On Sept. 30, 1938, British Prime Minister Neville Chamberlain left the negotiating table at a conference in Munich, Germany. He had spent the past few months negotiating with German Chancellor Adolf Hitler and Italian dictator Benito Mussolini on a nonaggression agreement that allowed Germany to complete its conquest of disputed territories in the Sudetenland and to invade Czechoslovakia without objection from Britain and France. In return, Hitler agreed to no further aggression on the European continent and Britain would be spared from any further conflict.
Chamberlain was proud that he kept his country out of war. In an impromptu speech outside 10 Downing Street in London, Chamberlain raised the signed treaty above his head and declared that he was “bringing peace with honor. I believe it is peace for our time”.
Upon hearing the statement, Winston Churchill, who in two years would replace Chamberlain as Britain’s wartime leader, snarked, “You were given the choice between war and dishonor. You chose dishonor, and you shall have war.”
Nearly a year later, Hitler expanded his grip into Czechoslovakia and invaded Poland. World War II had begun.

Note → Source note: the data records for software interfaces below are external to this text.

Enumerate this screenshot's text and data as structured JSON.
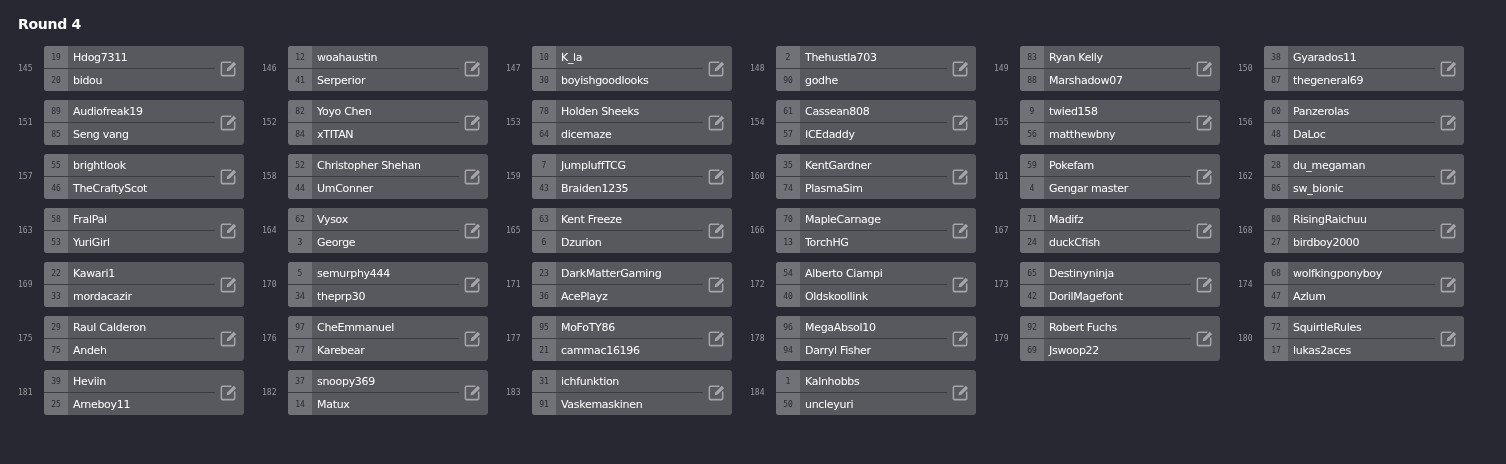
{
  "title": "Round 4",
  "matches": [
    {
      "number": "145",
      "players": [
        {
          "seed": "19",
          "name": "Hdog7311"
        },
        {
          "seed": "20",
          "name": "bidou"
        }
      ]
    },
    {
      "number": "146",
      "players": [
        {
          "seed": "12",
          "name": "woahaustin"
        },
        {
          "seed": "41",
          "name": "Serperior"
        }
      ]
    },
    {
      "number": "147",
      "players": [
        {
          "seed": "10",
          "name": "K_la"
        },
        {
          "seed": "30",
          "name": "boyishgoodlooks"
        }
      ]
    },
    {
      "number": "148",
      "players": [
        {
          "seed": "2",
          "name": "Thehustla703"
        },
        {
          "seed": "90",
          "name": "godhe"
        }
      ]
    },
    {
      "number": "149",
      "players": [
        {
          "seed": "83",
          "name": "Ryan Kelly"
        },
        {
          "seed": "88",
          "name": "Marshadow07"
        }
      ]
    },
    {
      "number": "150",
      "players": [
        {
          "seed": "38",
          "name": "Gyarados11"
        },
        {
          "seed": "87",
          "name": "thegeneral69"
        }
      ]
    },
    {
      "number": "151",
      "players": [
        {
          "seed": "89",
          "name": "Audiofreak19"
        },
        {
          "seed": "85",
          "name": "Seng vang"
        }
      ]
    },
    {
      "number": "152",
      "players": [
        {
          "seed": "82",
          "name": "Yoyo Chen"
        },
        {
          "seed": "84",
          "name": "xTITAN"
        }
      ]
    },
    {
      "number": "153",
      "players": [
        {
          "seed": "78",
          "name": "Holden Sheeks"
        },
        {
          "seed": "64",
          "name": "dicemaze"
        }
      ]
    },
    {
      "number": "154",
      "players": [
        {
          "seed": "61",
          "name": "Cassean808"
        },
        {
          "seed": "57",
          "name": "ICEdaddy"
        }
      ]
    },
    {
      "number": "155",
      "players": [
        {
          "seed": "9",
          "name": "twied158"
        },
        {
          "seed": "56",
          "name": "matthewbny"
        }
      ]
    },
    {
      "number": "156",
      "players": [
        {
          "seed": "60",
          "name": "Panzerolas"
        },
        {
          "seed": "48",
          "name": "DaLoc"
        }
      ]
    },
    {
      "number": "157",
      "players": [
        {
          "seed": "55",
          "name": "brightlook"
        },
        {
          "seed": "46",
          "name": "TheCraftyScot"
        }
      ]
    },
    {
      "number": "158",
      "players": [
        {
          "seed": "52",
          "name": "Christopher Shehan"
        },
        {
          "seed": "44",
          "name": "UmConner"
        }
      ]
    },
    {
      "number": "159",
      "players": [
        {
          "seed": "7",
          "name": "JumpluffTCG"
        },
        {
          "seed": "43",
          "name": "Braiden1235"
        }
      ]
    },
    {
      "number": "160",
      "players": [
        {
          "seed": "35",
          "name": "KentGardner"
        },
        {
          "seed": "74",
          "name": "PlasmaSim"
        }
      ]
    },
    {
      "number": "161",
      "players": [
        {
          "seed": "59",
          "name": "Pokefam"
        },
        {
          "seed": "4",
          "name": "Gengar master"
        }
      ]
    },
    {
      "number": "162",
      "players": [
        {
          "seed": "28",
          "name": "du_megaman"
        },
        {
          "seed": "86",
          "name": "sw_bionic"
        }
      ]
    },
    {
      "number": "163",
      "players": [
        {
          "seed": "58",
          "name": "FralPal"
        },
        {
          "seed": "53",
          "name": "YuriGirl"
        }
      ]
    },
    {
      "number": "164",
      "players": [
        {
          "seed": "62",
          "name": "Vysox"
        },
        {
          "seed": "3",
          "name": "George"
        }
      ]
    },
    {
      "number": "165",
      "players": [
        {
          "seed": "63",
          "name": "Kent Freeze"
        },
        {
          "seed": "6",
          "name": "Dzurion"
        }
      ]
    },
    {
      "number": "166",
      "players": [
        {
          "seed": "70",
          "name": "MapleCarnage"
        },
        {
          "seed": "13",
          "name": "TorchHG"
        }
      ]
    },
    {
      "number": "167",
      "players": [
        {
          "seed": "71",
          "name": "Madifz"
        },
        {
          "seed": "24",
          "name": "duckCfish"
        }
      ]
    },
    {
      "number": "168",
      "players": [
        {
          "seed": "80",
          "name": "RisingRaichuu"
        },
        {
          "seed": "27",
          "name": "birdboy2000"
        }
      ]
    },
    {
      "number": "169",
      "players": [
        {
          "seed": "22",
          "name": "Kawari1"
        },
        {
          "seed": "33",
          "name": "mordacazir"
        }
      ]
    },
    {
      "number": "170",
      "players": [
        {
          "seed": "5",
          "name": "semurphy444"
        },
        {
          "seed": "34",
          "name": "theprp30"
        }
      ]
    },
    {
      "number": "171",
      "players": [
        {
          "seed": "23",
          "name": "DarkMatterGaming"
        },
        {
          "seed": "36",
          "name": "AcePlayz"
        }
      ]
    },
    {
      "number": "172",
      "players": [
        {
          "seed": "54",
          "name": "Alberto Ciampi"
        },
        {
          "seed": "40",
          "name": "Oldskoollink"
        }
      ]
    },
    {
      "number": "173",
      "players": [
        {
          "seed": "65",
          "name": "Destinyninja"
        },
        {
          "seed": "42",
          "name": "DorilMagefont"
        }
      ]
    },
    {
      "number": "174",
      "players": [
        {
          "seed": "68",
          "name": "wolfkingponyboy"
        },
        {
          "seed": "47",
          "name": "Azlum"
        }
      ]
    },
    {
      "number": "175",
      "players": [
        {
          "seed": "29",
          "name": "Raul Calderon"
        },
        {
          "seed": "75",
          "name": "Andeh"
        }
      ]
    },
    {
      "number": "176",
      "players": [
        {
          "seed": "97",
          "name": "CheEmmanuel"
        },
        {
          "seed": "77",
          "name": "Karebear"
        }
      ]
    },
    {
      "number": "177",
      "players": [
        {
          "seed": "95",
          "name": "MoFoTY86"
        },
        {
          "seed": "21",
          "name": "cammac16196"
        }
      ]
    },
    {
      "number": "178",
      "players": [
        {
          "seed": "96",
          "name": "MegaAbsol10"
        },
        {
          "seed": "94",
          "name": "Darryl Fisher"
        }
      ]
    },
    {
      "number": "179",
      "players": [
        {
          "seed": "92",
          "name": "Robert Fuchs"
        },
        {
          "seed": "69",
          "name": "Jswoop22"
        }
      ]
    },
    {
      "number": "180",
      "players": [
        {
          "seed": "72",
          "name": "SquirtleRules"
        },
        {
          "seed": "17",
          "name": "lukas2aces"
        }
      ]
    },
    {
      "number": "181",
      "players": [
        {
          "seed": "39",
          "name": "Heviin"
        },
        {
          "seed": "25",
          "name": "Arneboy11"
        }
      ]
    },
    {
      "number": "182",
      "players": [
        {
          "seed": "37",
          "name": "snoopy369"
        },
        {
          "seed": "14",
          "name": "Matux"
        }
      ]
    },
    {
      "number": "183",
      "players": [
        {
          "seed": "31",
          "name": "ichfunktion"
        },
        {
          "seed": "91",
          "name": "Vaskemaskinen"
        }
      ]
    },
    {
      "number": "184",
      "players": [
        {
          "seed": "1",
          "name": "Kalnhobbs"
        },
        {
          "seed": "50",
          "name": "uncleyuri"
        }
      ]
    }
  ]
}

“War is hell,” William Tecumseh Sherman once bluntly stated. But as the University of Chicago social scientist Chris Blattman shows in his excellent book “Why We Fight,” war is rare and costly. In most cases, countries and parties avoid conflict because the cost to both sides is sufficiently high that bargaining and dealmaking is preferable to violence and calamity. What is the point of occupying a territory that is broken beyond repair?
Economics and game theory (the study of strategy and competitive interaction) teach us that the best type of national security policy is deterrence. Credible signals of strength and commitment will force a belligerent actor to rethink a possible invasion or to settle quickly if combat operations have begun. Credibility must be costly to the signaler, however. If I perceive that my opponent will not follow through on his threats, then I can disregard the warnings as pure noise and push forward with my intentions.

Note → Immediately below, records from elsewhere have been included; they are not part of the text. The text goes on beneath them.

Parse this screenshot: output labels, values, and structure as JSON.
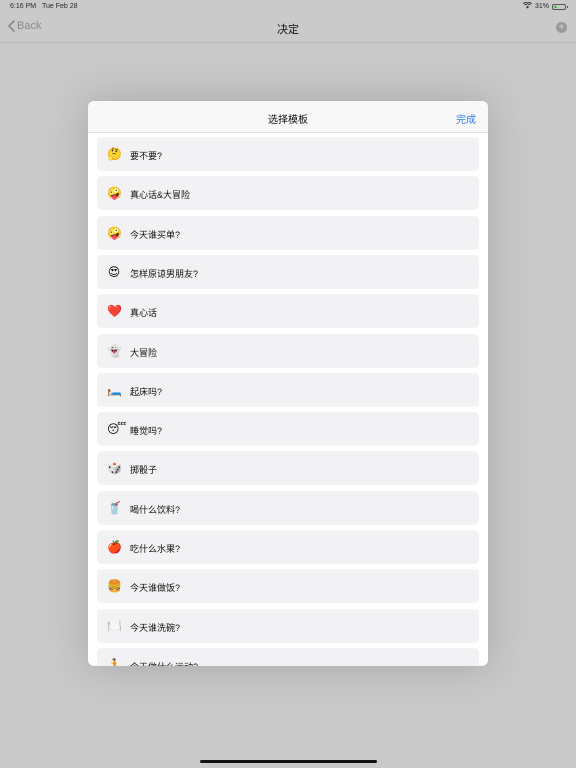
{
  "status": {
    "time": "6:16 PM",
    "date": "Tue Feb 28",
    "battery": "31%",
    "battery_level": 0.31
  },
  "nav": {
    "back_label": "Back",
    "title": "决定",
    "add_icon": "plus-circle-icon"
  },
  "sheet": {
    "title": "选择模板",
    "done_label": "完成",
    "items": [
      {
        "emoji": "🤔",
        "icon": "thinking-face-icon",
        "label": "要不要?"
      },
      {
        "emoji": "🤪",
        "icon": "zany-face-icon",
        "label": "真心话&大冒险"
      },
      {
        "emoji": "🤪",
        "icon": "zany-face-icon",
        "label": "今天谁买单?"
      },
      {
        "emoji": "😍",
        "icon": "heart-eyes-face-icon",
        "label": "怎样原谅男朋友?"
      },
      {
        "emoji": "❤️",
        "icon": "red-heart-icon",
        "label": "真心话"
      },
      {
        "emoji": "👻",
        "icon": "ghost-icon",
        "label": "大冒险"
      },
      {
        "emoji": "🛏️",
        "icon": "bed-icon",
        "label": "起床吗?"
      },
      {
        "emoji": "😴",
        "icon": "sleeping-face-icon",
        "label": "睡觉吗?"
      },
      {
        "emoji": "🎲",
        "icon": "dice-icon",
        "label": "掷骰子"
      },
      {
        "emoji": "🥤",
        "icon": "drink-cup-icon",
        "label": "喝什么饮料?"
      },
      {
        "emoji": "🍎",
        "icon": "red-apple-icon",
        "label": "吃什么水果?"
      },
      {
        "emoji": "🍔",
        "icon": "hamburger-icon",
        "label": "今天谁做饭?"
      },
      {
        "emoji": "🍽️",
        "icon": "plate-icon",
        "label": "今天谁洗碗?"
      },
      {
        "emoji": "🏃",
        "icon": "running-person-icon",
        "label": "今天做什么运动?"
      }
    ]
  }
}
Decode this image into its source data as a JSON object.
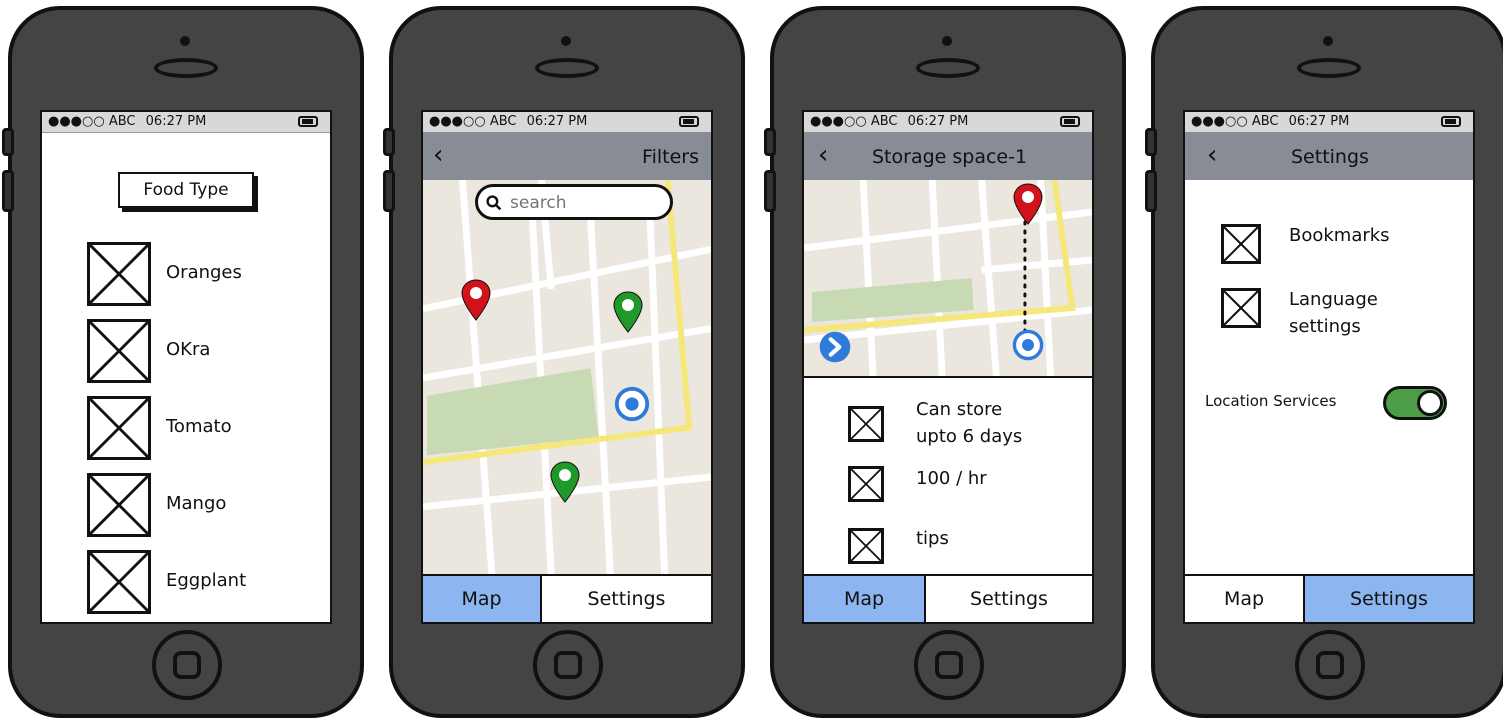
{
  "status": {
    "carrier": "●●●○○ ABC",
    "time": "06:27 PM"
  },
  "screen1": {
    "heading": "Food Type",
    "items": [
      "Oranges",
      "OKra",
      "Tomato",
      "Mango",
      "Eggplant"
    ]
  },
  "screen2": {
    "nav_title": "Filters",
    "search_placeholder": "search"
  },
  "screen3": {
    "nav_title": "Storage space-1",
    "details": [
      "Can store\nupto 6 days",
      "100 / hr",
      "tips"
    ]
  },
  "screen4": {
    "nav_title": "Settings",
    "options": [
      "Bookmarks",
      "Language\nsettings"
    ],
    "location_label": "Location Services",
    "location_enabled": true
  },
  "tabs": {
    "map": "Map",
    "settings": "Settings"
  },
  "colors": {
    "navbar": "#888c94",
    "tab_active": "#8db5ef",
    "pin_red": "#d2121b",
    "pin_green": "#1f9a2a",
    "location_blue": "#2f7bdc",
    "toggle_on": "#4d9c48",
    "map_road_edge": "#f5e77a",
    "park": "#c7dab4"
  },
  "icons": [
    "back-chevron-icon",
    "search-icon",
    "map-pin-icon",
    "current-location-icon",
    "next-arrow-icon",
    "battery-icon",
    "home-button-icon"
  ]
}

As the leader of the free world, it must be the policy of the United States government to state clearly, without equivocation, our intentions and signal extreme seriousness about what we would be willing to sacrifice, even at a high cost, to maintain our interests abroad. The ancient Romans understood this principle. Any citizen traveling abroad could receive free passage by uttering the phrase civus Romanus sum: I am a Roman citizen. It was a clear, credible, deterrent signal in the ancient Mediterranean.
The North Atlantic Treaty Organization, or NATO, clearly exemplifies these ideals. Western European allies and the United States founded NATO on the desire to send a credible signal to their former ally, the USSR, that aggression from the East would not be tolerated as it was before World War II. The keystone of NATO is Article 5, which states that an attack on one would be considered an attack on all. This signal is so strong that NATO has only invoked Article 5 once: after the 9/11 terrorist attacks in 2001.
Blattman points out in his book that conflicts will not resolve themselves if the gains are indivisible. It is impossible to divide Ukrainian sovereignty or Putin’s ego and grip on power, which are the two gains in this conflict. Thus, there will be no easy end to this conflict.
Putin is willing to play the long game. The question is whether the United States is willing to check him.
Aid to Ukraine is also a good “deal” since most of the aid is in the form of Cold War munitions that we need to destroy, anyway. The appropriations allow us to refill our own arsenal with modern equipment after we transfer old equipment we don’t need anymore: a modern-day Lend-Lease Act. Essentially, we are spending around 10% of the defense budget (with no American troops) in order to check Putin’s aggression.
Ukraine is not a NATO signatory, so Article 5 does not apply. However, what is at stake is the credibility of American resolve. I believe refusal to back our ally would be a severe mistake in this proxy conflict where not only Russia, but Iran, China, North Korea and, recently, Venezuela are watching to see if the United States and the European Union are serious about preserving democracy and sovereignty.
Sadly, many elected leaders are willing to put our own country’s security at risk for short-term political returns. To be sure, leaders should ask tough questions and ensure accountability of aid. But when they chip away at our resolve to stand with NATO and back Ukraine in order to please extreme voices and gain social media prominence, they mute that “credible signal” and diminish our security, risking even more costly violence.
At the signing of the Declaration of Independence, Benjamin Franklin, perhaps apocryphally, quipped, “We will either hang together or hang separately.” A game theorist would have appreciated that sentiment and so must those who are serious about America’s security.
Michael Kofoed is an assistant professor of economics at the University of Tennessee at Knoxville and a research fellow at the Institute of Labor Economics.